Pesquisa em Medicina de Família e Ciências Médicas

Pesquisa em Medicina de Família e Ciências Médicas
Acesso livre

ISSN: 2327-4972


The Applicability of the Activities of Daily Living Age Scale in Japanese Community-Dwelling Adults Aged 75 Years or Older

Rafael Figueroa, Satoshi Seino, Noriko Yabushita, Yosuke Osuka, Yoshiro Okubo, Miyuki Nemoto, Songee Jung and Kiyoji Tanaka

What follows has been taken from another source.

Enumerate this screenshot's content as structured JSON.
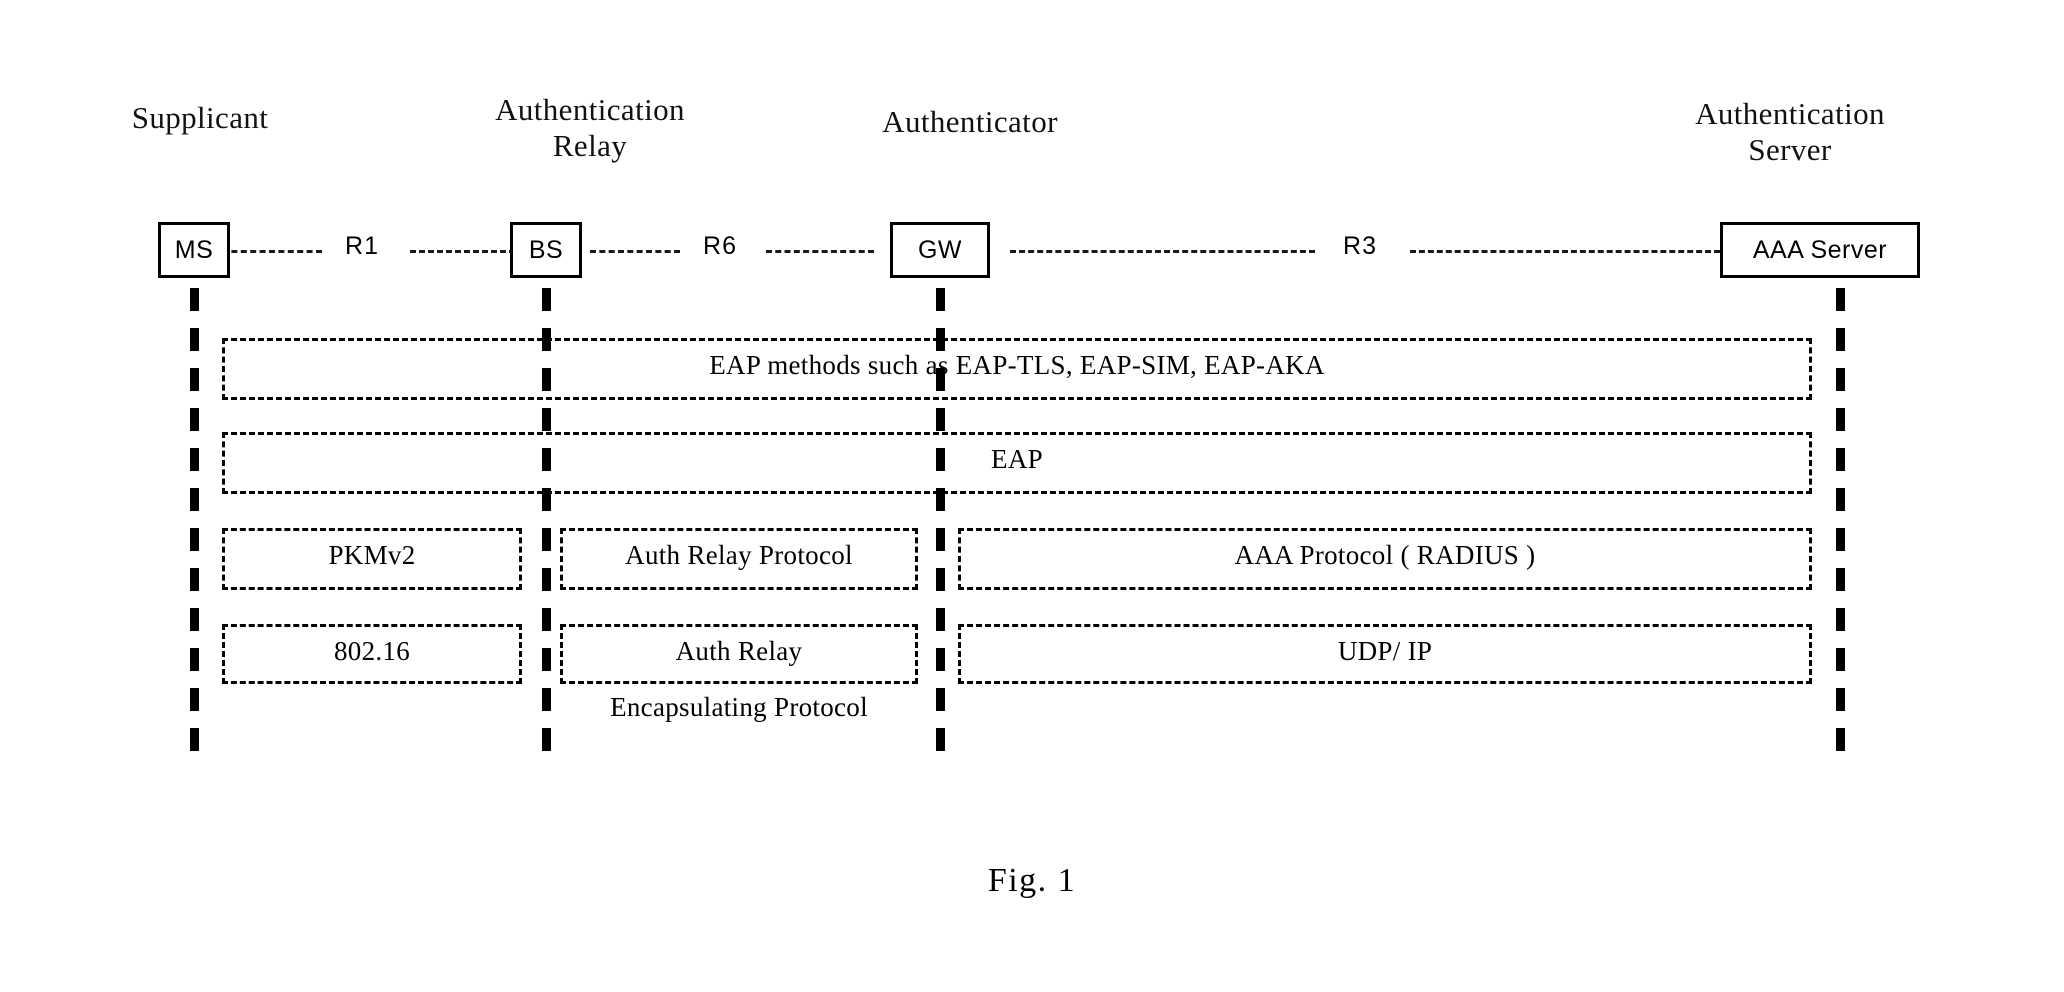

Our aim is to investigate the applicability of the activities of daily living age scale (ADLA) through the examination of the degree to which physical functionality is enhanced by habitual exercise in older Japanese aged 75 years and older. Participants comprised 598 community-dwellings older Japanese (386 women 79.0 ± 3.5 and 212 men 79.1 ± 3.8), who were divided in 2 groups of a non-exercise (NE) and an active group (A). The ADLA equation is an instrument that estimates participants’ physical functioning regarding ADL using data obtained previously from 1006 subjects. All participants completed a comprehensive battery of 3 physical performance items that formed the basis for the ADLA equation. The developed equations are as follow: ADLA for women = 0.447 (chronological age: CA) – 5.49 (ADL scoreADLS) + 44.17; and ADLA for men = 0.519CA – 4.27ADLS + 38.26. In women the mean of ADLA of NE group (78.9 ± 4.3 years) were significantly lower than their mean of CA (79.4 ± 3.5 years, p<0.05). Meanwhile there were no significant difference among the mean of ADLA of the NE group in men (80.0 ± 5.1 years) and their mean of CA (79.7 ± 4.2). The ADLA mean of A group in women (76.3 ± 3.7 years) and in men (77.3±3.4 years) were significantly lower than their mean of CA (78.6 ± 3.5 and 78.4 ± 3.3 years, p<0.01) respectively. The result indicates that ADLA scale has validity application. Through the responsiveness of the ADLA scale we conclude that exercise habituation affects overall physical function even on people over 75 years and older, possessing significantly higher level of physical fitness than those who do not exercise regularly. They showed a remarkably older ADLA.